SoftBank reportedly set to make another pass at a Charter-Sprint union

SoftBank Masayoshi Son at Mobile World Congress 2017
SoftBank Chairman Masayoshi Son appears at Mobile World Congress 2017.

Charter Communications has no comment concerning reports that Japanese billionaire Masayoshi Son and his SoftBank Group Corp. have reportedly not taken the cable company’s “no” for an answer.

After Charter rebuffed an overture over the weekend that would essentially have the No. 2 cable company buy SoftBank’s No. 4 U.S. wireless carrier, Sprint, Bloomberg said that Son will try to buy Charter outright and combine it with Sprint. 

“Overall, our view is that Charter likely does not want to sell, but that SoftBank is one of the few companies that could put a bid in big enough to take control,” analysts at JPMorgan Chase & Co., led by Philip Cusick, said in a note to investors. “While we don’t see a deal as very likely, especially given later headlines that Charter is cool to the idea, Masa is never to be counted out as a buyer.”

RELATED: Charter shoots down Sprint bid, stands by claim that wireless business ‘has a lot challenges in front of it’

With a market capitalization of $101 billion, Charter wouldn’t be an inexpensive purchase for a company that has acquired $135 billion in debt, second only to Toyota in Japan. SoftBank has achieved sizable girth through highly leveraged financing of acquisitions like Alibaba Group Holding Ltd., for which it has achieved outsized returns, and Sprint, on which it has lost billions.  

Not all analysts support Son’s plan.

“Son is going back to his bad old days of wanting to conquer the world, just as we thought he was becoming more sensible,” Amir Anvarzadeh, head of Japanese equity sales at BGC Partners Inc. in Singapore, told Bloomberg.“It does sound as if they’re doing anything but deleveraging.
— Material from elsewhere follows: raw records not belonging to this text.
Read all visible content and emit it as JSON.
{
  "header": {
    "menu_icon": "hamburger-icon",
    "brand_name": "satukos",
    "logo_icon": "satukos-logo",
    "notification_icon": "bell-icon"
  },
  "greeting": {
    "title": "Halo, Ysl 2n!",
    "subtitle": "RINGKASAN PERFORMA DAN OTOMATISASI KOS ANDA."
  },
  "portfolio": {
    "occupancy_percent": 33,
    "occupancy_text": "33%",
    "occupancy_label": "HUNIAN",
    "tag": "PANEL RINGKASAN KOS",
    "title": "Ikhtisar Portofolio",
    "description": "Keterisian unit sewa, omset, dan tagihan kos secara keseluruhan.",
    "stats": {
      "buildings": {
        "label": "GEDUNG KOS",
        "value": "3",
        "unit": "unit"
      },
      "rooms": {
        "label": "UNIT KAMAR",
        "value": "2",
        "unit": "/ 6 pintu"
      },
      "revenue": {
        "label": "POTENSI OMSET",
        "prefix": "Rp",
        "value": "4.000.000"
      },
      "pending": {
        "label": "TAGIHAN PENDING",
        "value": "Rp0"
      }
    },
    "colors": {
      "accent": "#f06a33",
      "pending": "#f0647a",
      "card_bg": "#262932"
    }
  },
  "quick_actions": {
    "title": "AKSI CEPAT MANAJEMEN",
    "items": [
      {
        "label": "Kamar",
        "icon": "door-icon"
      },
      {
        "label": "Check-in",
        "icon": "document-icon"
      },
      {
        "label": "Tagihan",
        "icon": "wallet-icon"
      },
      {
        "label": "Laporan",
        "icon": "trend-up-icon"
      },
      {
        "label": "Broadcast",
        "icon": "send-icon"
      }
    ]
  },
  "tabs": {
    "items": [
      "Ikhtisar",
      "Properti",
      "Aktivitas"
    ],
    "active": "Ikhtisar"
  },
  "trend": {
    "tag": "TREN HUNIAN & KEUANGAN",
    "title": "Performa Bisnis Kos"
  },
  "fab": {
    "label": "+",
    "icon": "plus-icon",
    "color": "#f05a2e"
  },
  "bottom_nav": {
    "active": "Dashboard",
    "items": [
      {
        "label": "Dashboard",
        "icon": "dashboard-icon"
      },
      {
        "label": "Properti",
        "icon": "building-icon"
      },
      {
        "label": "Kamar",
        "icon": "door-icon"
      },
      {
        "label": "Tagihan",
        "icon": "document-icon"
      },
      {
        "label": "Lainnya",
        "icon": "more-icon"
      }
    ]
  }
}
They’re releveraging.”

For its part, Charter’s Tom Rutledge said last week that the wireless business is too fraught with challenges for the cable operator to want to assume owners’ economics. Charter is happy, Rutledge said, with its wholesale agreement with Verizon, and its partnership agreement with Comcast, and will soon launch its own wireless service based on those assets. 
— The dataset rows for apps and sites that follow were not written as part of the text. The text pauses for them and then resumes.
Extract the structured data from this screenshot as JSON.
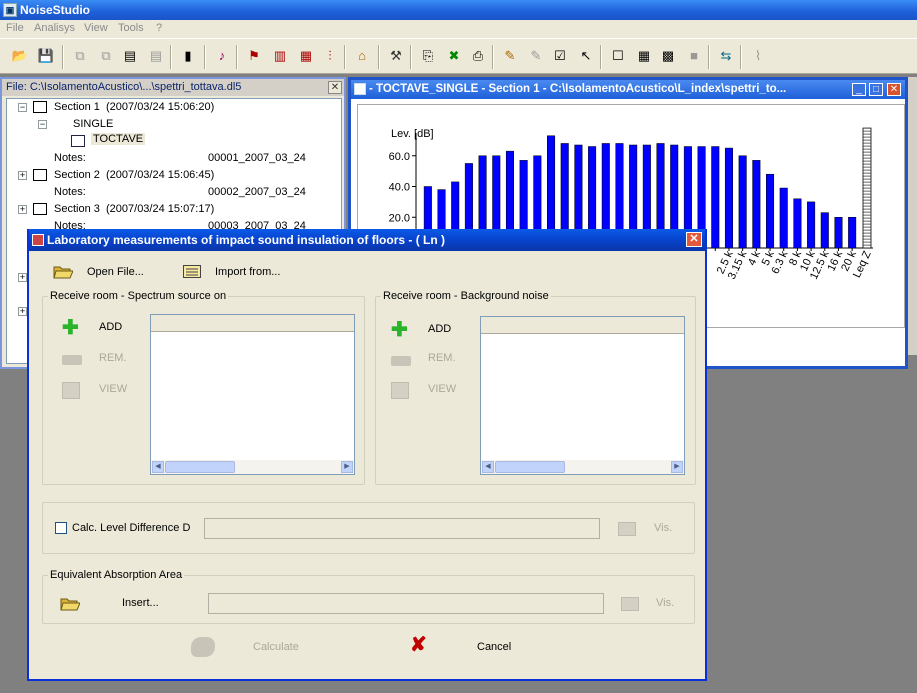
{
  "app": {
    "title": "NoiseStudio"
  },
  "menu": [
    "File",
    "Analisys",
    "View",
    "Tools",
    "?"
  ],
  "file_window": {
    "title": "File: C:\\IsolamentoAcustico\\...\\spettri_tottava.dl5",
    "sections": [
      {
        "label": "Section 1",
        "date": "(2007/03/24 15:06:20)",
        "notes_label": "Notes:",
        "notes_value": "00001_2007_03_24"
      },
      {
        "label": "Section 2",
        "date": "(2007/03/24 15:06:45)",
        "notes_label": "Notes:",
        "notes_value": "00002_2007_03_24"
      },
      {
        "label": "Section 3",
        "date": "(2007/03/24 15:07:17)",
        "notes_label": "Notes:",
        "notes_value": "00003_2007_03_24"
      }
    ],
    "single_label": "SINGLE",
    "toctave_label": "TOCTAVE"
  },
  "chart_window": {
    "title": "- TOCTAVE_SINGLE - Section 1 -  C:\\IsolamentoAcustico\\L_index\\spettri_to..."
  },
  "chart_data": {
    "type": "bar",
    "ylabel": "Lev. [dB]",
    "yticks": [
      "60.0",
      "40.0",
      "20.0"
    ],
    "ylim": [
      0,
      80
    ],
    "bar_color": "#0000ff",
    "values": [
      40,
      38,
      43,
      55,
      60,
      60,
      63,
      57,
      60,
      73,
      68,
      67,
      66,
      68,
      68,
      67,
      67,
      68,
      67,
      66,
      66,
      66,
      65,
      60,
      57,
      48,
      39,
      32,
      30,
      23,
      20,
      20
    ],
    "visible_xlabels": [
      "2.5 k",
      "3.15 k",
      "4 k",
      "5 k",
      "6.3 k",
      "8 k",
      "10 k",
      "12.5 k",
      "16 k",
      "20 k",
      "Leq Z"
    ],
    "leq_bar_value": 78
  },
  "dialog": {
    "title": "Laboratory measurements of impact sound insulation of floors - ( Ln )",
    "open_file": "Open File...",
    "import_from": "Import from...",
    "spectrum_group": {
      "title": "Receive room - Spectrum source on",
      "add": "ADD",
      "rem": "REM.",
      "view": "VIEW"
    },
    "background_group": {
      "title": "Receive room - Background noise",
      "add": "ADD",
      "rem": "REM.",
      "view": "VIEW"
    },
    "calc_level_diff": "Calc. Level Difference D",
    "vis_label": "Vis.",
    "absorption_group": {
      "title": "Equivalent Absorption Area",
      "insert": "Insert...",
      "vis_label": "Vis."
    },
    "calculate": "Calculate",
    "cancel": "Cancel"
  },
  "colors": {
    "xp_blue": "#0a5ae8",
    "dialog_bg": "#ece9d8",
    "disabled": "#aca899",
    "add_green": "#2bb32b",
    "cancel_red": "#c00000"
  }
}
But as Bloomberg noted, Son does have the wherewithal to buy Charter out, whether it wants to sell or not. 

Doing so would combine Charter’s more than 23 million landline broadband customers, and more than 17.1 million pay TV subscribers, with a wireless company looking for assets to compete with vertically integrated giants Verizon and AT&T.

As Bloomberg noted, Son’s plans are evolving. An offer is expected in the next few days.